28 DECEMBER 1861, Page 15

Tan gloom cast throughout the country by the death of

the Prince Consort has pervaded the musical world during the past week, and though the juvenile saturnalia of pantomimes commenced as usual, on the evening after Christmas-day, the only two great musical fix- tures of the week—the Christmas performance of the Messiah by the Sacred Harmonic and National Choral Societies—were postponed until next week. In fact, absolutely nothing coming under the head of Music having occurred for the last few days, I am compelled to revert to what are now only conspicuous by their absence—the Monday Popular Concerts—the hist of which, before the usual month's interval at Christmas, took place last week. The programme comprised a quartet for stringed instruments by Krommer • Men- delssohn's trio in D minor; Beethoven's last sonata—the 32nd—for the piano, and for the concluding instrumental piece; Beethoven's grand. septet, the executants being Miss Arabella Goddard, MM. Vietutemps, H. Webb, Lazarus, C. Harper, Hutchins, Ries, and Paque. The number of empty seats, however, showed that the popular taste for purely classical music is not quite so advanced as is generally believed. Great as the advance has been iii the last few years, the fact of a single vacant seat, when such a pro- gramme as that I have quoted from, with such executants, was offered for a shilling, proves that a vast deal remains to be done in the same direction. The Shilling Promenades of Mr. Alfred Mellon's concerts in the autumn were crowded every night, but the attraction of an Orchestra one hundred strong, and led by Mr. Alfred Mellon, is so great in itself, that I fear too large a: number of those who lis- tened and applauded every night merely admired the precision and the power of such a huge band, without much regard to the cha- racter of the music. Many, too, endured, rather than enjoyed, the first part of the concert on a "Beethoven" or "Spar" night, in order to retain a seat for the miscellaneous second part, in which Mr. Mellon's fascinating "Patti Polka" used generally to produce such an effect.
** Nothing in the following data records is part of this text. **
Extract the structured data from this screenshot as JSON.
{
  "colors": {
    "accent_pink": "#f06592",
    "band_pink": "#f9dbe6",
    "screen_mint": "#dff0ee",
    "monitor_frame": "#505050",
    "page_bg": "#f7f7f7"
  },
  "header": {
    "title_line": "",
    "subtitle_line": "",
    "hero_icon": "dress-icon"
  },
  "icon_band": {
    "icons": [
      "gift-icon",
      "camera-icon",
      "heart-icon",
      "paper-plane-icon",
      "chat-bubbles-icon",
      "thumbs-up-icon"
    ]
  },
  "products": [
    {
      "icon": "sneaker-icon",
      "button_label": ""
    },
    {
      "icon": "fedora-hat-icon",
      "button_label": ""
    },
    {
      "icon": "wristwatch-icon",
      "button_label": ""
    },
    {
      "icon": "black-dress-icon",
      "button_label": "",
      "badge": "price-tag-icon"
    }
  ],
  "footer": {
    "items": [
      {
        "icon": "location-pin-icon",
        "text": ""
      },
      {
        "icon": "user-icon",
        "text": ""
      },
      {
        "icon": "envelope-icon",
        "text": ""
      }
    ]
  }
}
The Monday Popular Concerts, on the other hand, only pro- fess to give the most severely classical sonatas, trios, quartets, and other chamber music of the great composers, executed by the first instrumentalists of the day. To elevate the taste of the shilling public to such music is still a great work, much as has been been done since the days of Jullien.

There is one feature in the Monday Popular Concerts of which it is impossible to speak too highly, as likely to promote the good work. The programme of each evening, in addition to a brief' sketch of the life of each composer, contains a lengthened description of each instrumental piece, illustrated by liberal extracts, printed in clear music type from each movement. Hundreds who would otherwise scarcely enjoy such a masterpiece as Mendelssolues Trio in D minor, are enabled by these extracts and carefully compiled analytical re-

marks, to thoroughly appreciate its creation. The next concert is fixed for Monday, January 13, when Madame Sainton Dolby will ap- pear for the first time. The names of Mr. Charles Halle and Mr. Sainton are also substittited for those of Miss Arabella Goddard and Vieuxtemps.as pianist and violinist.